Here's how the opening day went. I made it down to the river early with my good fishing buddy "Frank Rinella". We've fished the "Opener" for many years, it's sort of a ritual. Something we both look forward to. We hit the river at about 7:30 and took a survey of the river where we launched the boat. There was a drift boat with two wading anglers in a different run a fair distance above where we were. There were two anglers fishing the tailout of the run we were in. I noticed 2 more anglers hiking upstream. We really had one choice, get it the boat and fish the run right in front of us. This run is known for the spawning beds for salmon just upstream at the head of the run. This run goes from the drop off at the base of the riffle upstream to a nice run that is about 5 feet at the deepest and then tails out. It is about two football fields long. We had about 200 yards to fish for ourselves. Pretty darn lucky.

We had to rig up and get to fishing before the crowd closed in on us. Frank set up a nymphing rig with a Troutbead and a San Juan Worm and startted fishing. I had to put my rod and reel together and get set up. Franks was into fish immediately. It took me 10 minutes to get rigged as I kept getting distracted netting his fish. As far as my rigging up I really had a couple of things I could do, but there were salmon beds upstream and a few salmon in the riffles splashing around. So the choice was obvious to me. My Egg Rig!

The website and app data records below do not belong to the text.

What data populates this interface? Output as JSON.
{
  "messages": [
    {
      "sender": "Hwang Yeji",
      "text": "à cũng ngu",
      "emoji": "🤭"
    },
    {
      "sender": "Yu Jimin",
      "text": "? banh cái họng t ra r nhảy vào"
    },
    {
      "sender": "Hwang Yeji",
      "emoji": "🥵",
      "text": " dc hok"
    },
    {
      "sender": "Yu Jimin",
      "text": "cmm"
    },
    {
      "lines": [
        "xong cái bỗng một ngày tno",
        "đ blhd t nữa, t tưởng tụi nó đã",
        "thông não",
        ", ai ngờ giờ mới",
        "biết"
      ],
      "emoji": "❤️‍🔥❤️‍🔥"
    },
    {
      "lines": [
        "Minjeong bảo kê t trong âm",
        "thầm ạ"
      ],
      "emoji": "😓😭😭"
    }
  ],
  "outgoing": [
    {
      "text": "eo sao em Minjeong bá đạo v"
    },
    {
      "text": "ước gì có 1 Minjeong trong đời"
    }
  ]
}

I tied up a three fly rig. I started with a 9 foot 3x tapered leader, extended with 3x Fluorocarbon tippet to a painted Troutbead, natural color. I tied another 18" piece of 3x Fluorocarbon and tied on a black rubberleg stonefly, I then added another piece of 4x fluorocarbon and added a size 18 Flatulator, (BWO). When all tied up the flies are about 14" to 16" apart. I then placed two decent sized split shot at the first tippet knot above the Troutbead. This is sort of my standard rig for fishing the runs below most any spawning beds. The egg goes closest to the leader, followed by by an attractor and then a imitative mayfly on the point. I mostly fish this rig without an indicator and just stay tight to the flies. I often add an indicator to the rig but I typically start out "Tight-Lining".

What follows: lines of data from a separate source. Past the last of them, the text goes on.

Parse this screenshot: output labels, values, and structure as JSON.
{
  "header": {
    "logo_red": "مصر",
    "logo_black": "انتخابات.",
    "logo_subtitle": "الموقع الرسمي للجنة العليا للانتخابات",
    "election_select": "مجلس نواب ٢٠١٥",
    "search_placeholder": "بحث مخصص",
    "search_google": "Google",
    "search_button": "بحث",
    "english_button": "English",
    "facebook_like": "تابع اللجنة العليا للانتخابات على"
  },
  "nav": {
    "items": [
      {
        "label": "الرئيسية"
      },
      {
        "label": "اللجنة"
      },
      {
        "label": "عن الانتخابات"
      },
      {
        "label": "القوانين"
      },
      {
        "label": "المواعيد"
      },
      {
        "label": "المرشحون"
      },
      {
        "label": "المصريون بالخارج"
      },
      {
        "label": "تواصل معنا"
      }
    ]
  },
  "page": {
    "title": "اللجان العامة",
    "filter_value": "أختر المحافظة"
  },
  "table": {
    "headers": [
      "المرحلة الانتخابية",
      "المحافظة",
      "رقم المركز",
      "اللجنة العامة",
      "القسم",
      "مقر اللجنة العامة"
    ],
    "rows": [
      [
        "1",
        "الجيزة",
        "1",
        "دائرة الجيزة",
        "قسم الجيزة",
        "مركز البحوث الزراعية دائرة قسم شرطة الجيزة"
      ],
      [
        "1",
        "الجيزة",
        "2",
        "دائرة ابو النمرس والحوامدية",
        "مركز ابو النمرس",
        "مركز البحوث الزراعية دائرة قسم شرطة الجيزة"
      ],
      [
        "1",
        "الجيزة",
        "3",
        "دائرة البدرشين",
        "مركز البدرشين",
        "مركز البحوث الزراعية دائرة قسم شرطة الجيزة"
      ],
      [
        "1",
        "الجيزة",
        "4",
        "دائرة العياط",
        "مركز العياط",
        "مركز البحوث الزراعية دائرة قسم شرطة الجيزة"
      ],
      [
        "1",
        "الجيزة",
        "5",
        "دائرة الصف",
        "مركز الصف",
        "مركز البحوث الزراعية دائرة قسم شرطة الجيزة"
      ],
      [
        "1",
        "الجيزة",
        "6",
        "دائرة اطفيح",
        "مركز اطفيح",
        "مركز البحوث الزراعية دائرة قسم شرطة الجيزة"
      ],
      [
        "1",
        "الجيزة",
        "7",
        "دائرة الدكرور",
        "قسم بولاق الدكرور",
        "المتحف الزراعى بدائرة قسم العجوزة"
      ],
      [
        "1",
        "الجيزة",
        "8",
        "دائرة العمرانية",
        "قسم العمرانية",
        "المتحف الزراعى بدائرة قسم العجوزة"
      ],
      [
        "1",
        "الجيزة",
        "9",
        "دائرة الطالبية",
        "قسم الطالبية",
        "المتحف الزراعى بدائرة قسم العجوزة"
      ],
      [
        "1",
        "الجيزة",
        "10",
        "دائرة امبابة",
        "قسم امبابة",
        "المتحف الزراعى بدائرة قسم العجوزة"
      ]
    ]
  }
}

Once I got rigged up Frank took a break and watched me fish. I had similar luck. We fished this run and found a bunch of willing fish. They slashed at the Troutbeads at will. Quite a pod of fish. They averaged about 12" to 13". 3 out of 4 took the beads, I caught 2 on the Stonefly, Frank caught a couple on the San Juan Worm. Not one on the mayfly. The fishing was fast until the sun rose over the ridge and shined on the river. It slowed down almost immediately. Not that it stopped, it slowed down. We fished this run and headed downstream in the boat. The rest of the day turned into a fish here and a fish there and then shuting down at about 2:00.

The summary for the "Opener" was great, a bunch of fish to the net, mostly in the first 2 hours,  mostly about 13" (the largest about 15"-16", mostly on Troutbeads. Fishermen all over the place and hard to find open water.

So on to Day Two. Frank and I decided to come back the next morning and fish until about noon. Basically start at the same spot and get there about a half hour earlier. We expected the crowd to thin out considerably and not be as crowded as the "Opener". We got there as planned, rigged up pretty much exactly as the day before. No one on the river. We had the river to ourselves, at least early on. We started with high hopes, we fished the same run as the day before, we got our clocks cleaned. Not a bump. This was after changing rigs, flies, techniques the works. We could not buy a fish. (actually 1). We took our lumps and headed down stream. The count for the half day was three. Three is easy an easy number to keep track of. A Bunch is hard.

So, the tale of two days, A bunch to a couple. I guess that's fishing, it's also about sore lips and  fishing pressure!